by Cheese Cupid
This week we’re pairing a 2007 Willamette Valley Pinot Noir from Shea Wine Cellars, with semi-soft, and hard cheeses.
This pinot is vibrant and explosive, with aromas of cherries, strawberries and raspberries. The vintage flavor is well balanced and fruity with spicy characteristics and a long, complex finish that lends itself well to creamier, and intensely flavored Wisconsin Cheeses.
Pair a glass of this pinot noir with semi-soft cheeses, Dofino Creamy Havarti, Meister Cheese Company Great Midwest Basil Jack and BelGioioso Fontina. Or complement the smooth pinot with high-texture, the low-moisture, hard-style cheese of Harmony Specialty Dairy Foods Aged Asiago.
Havarti, a milder version of German Tilsit, originated in Denmark. In Wisconsin, the Center for Dairy Research at the University of Wisconsin-Madison developed a special Wisconsin-style Havarti that is firmer in texture and more buttery than other types. Dofino Creamy Havarti is a perfect example of this gentle and buttery cheese, produced in the Danish tradition. Need an easy and delicious Havarti recipe? To prepare baked Havarti, wrap an 8-ounce piece in puff pastry, brush on egg wash and bake at 425º F until golden brown. Serve hot with fresh fruit, such as apples or pears, for a party appetizer.
Meister Cheese Company produces cheese that is known for its many unique flavors and intense creaminess. Great Midwest Basil Jack, a variety of the Meister Cheese Monterey Jack line, is delicate, buttery and has a slightly tart flavor that balances nicely with the basil herb. Monterey Jack goes well with fruit and poultry.

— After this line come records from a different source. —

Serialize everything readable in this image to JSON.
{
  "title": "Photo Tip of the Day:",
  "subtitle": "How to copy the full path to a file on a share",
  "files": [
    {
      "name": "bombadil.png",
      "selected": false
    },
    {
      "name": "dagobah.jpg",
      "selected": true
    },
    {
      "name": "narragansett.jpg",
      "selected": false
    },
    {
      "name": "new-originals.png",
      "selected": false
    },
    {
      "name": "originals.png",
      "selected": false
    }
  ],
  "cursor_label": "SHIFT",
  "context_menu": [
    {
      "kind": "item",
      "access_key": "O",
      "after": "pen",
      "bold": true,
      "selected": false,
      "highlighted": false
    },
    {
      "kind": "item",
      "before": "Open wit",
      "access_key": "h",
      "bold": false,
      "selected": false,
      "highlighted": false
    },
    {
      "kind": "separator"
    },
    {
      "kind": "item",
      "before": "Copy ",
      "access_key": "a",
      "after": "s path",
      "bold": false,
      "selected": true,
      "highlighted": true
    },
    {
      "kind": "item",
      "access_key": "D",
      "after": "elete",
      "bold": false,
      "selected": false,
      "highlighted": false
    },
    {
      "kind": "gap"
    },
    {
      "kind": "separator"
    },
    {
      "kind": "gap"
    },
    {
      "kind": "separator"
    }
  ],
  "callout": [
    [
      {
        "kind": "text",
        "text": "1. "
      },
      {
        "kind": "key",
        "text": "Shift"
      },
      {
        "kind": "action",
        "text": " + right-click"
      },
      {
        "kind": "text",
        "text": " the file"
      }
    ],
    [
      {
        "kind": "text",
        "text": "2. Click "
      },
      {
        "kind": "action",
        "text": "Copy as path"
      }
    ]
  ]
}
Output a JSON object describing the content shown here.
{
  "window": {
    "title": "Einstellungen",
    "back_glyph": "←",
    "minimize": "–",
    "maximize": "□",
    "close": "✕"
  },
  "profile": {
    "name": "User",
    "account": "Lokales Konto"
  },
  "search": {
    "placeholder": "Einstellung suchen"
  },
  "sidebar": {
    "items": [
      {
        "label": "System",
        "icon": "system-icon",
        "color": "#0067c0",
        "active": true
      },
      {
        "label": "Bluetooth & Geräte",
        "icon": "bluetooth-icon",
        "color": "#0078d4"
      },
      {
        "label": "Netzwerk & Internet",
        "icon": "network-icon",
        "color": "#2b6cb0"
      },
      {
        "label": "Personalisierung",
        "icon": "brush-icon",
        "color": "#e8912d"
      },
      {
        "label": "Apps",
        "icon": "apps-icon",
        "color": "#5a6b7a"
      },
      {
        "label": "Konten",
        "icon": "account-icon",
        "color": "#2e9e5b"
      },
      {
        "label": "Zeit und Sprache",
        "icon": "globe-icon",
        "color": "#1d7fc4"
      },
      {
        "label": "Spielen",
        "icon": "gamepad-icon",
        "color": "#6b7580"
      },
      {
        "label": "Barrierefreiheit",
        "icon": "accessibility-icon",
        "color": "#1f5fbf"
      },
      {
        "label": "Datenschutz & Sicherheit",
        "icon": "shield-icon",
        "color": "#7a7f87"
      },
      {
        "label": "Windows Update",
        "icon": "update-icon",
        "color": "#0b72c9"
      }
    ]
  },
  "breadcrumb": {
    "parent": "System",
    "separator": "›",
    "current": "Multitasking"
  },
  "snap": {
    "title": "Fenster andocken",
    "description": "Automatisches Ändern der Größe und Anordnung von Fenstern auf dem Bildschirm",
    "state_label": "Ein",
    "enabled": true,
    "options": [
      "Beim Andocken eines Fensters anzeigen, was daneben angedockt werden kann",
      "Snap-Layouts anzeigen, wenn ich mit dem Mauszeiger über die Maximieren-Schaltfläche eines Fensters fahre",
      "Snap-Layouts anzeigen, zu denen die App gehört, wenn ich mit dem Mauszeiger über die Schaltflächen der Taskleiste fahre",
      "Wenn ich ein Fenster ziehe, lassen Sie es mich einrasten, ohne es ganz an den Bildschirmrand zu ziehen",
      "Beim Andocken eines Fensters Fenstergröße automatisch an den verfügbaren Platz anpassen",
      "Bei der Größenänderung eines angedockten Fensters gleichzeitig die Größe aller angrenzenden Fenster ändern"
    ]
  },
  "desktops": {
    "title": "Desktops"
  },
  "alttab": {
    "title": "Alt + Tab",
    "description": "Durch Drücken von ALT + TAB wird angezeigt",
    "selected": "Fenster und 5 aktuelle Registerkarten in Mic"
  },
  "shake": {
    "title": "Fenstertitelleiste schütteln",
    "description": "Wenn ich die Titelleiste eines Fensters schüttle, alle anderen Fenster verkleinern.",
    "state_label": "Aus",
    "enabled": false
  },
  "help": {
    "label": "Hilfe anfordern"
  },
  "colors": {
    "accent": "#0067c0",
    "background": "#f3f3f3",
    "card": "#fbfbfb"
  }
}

Fontina originated in Italy in 1477 in the mountainous Val d’Aosta region near the Swiss border. It was named Fontina d’Aosta for Mont Fontin and the nearby village of Fontinaz. Fontina is considered to be one of the most versatile cheeses in the world because it is excellent both on the table and in cooking. BelGioioso Fontina is a semi-soft, mild cheese with a silky texture and sweet, yet earthy flavor – a divine melting cheese.
Asiago derives its name from a small town in northern Italy. In Italy, Asiago usually means Asiago Fresco, or fresh and has a mild flavor and semi-hard texture. In Wisconsin, cheesemakers age Asiago to develop sharper flavors. Thus, Asiago Cheese is often firm and grated. Harmony Specialty Dairy Foods Aged Asiago is creamier, with sharp and tangy flavors. Pair it with a glass of Willamette Valley Pinot Noir and some crusty Italian bread.
Enjoy any of these cheeses and a glass of Willamette Valley Pinot Noir in the “Wisconsin Cheese Recipe of the Month”: Mediterranean Macaroni and Cheese.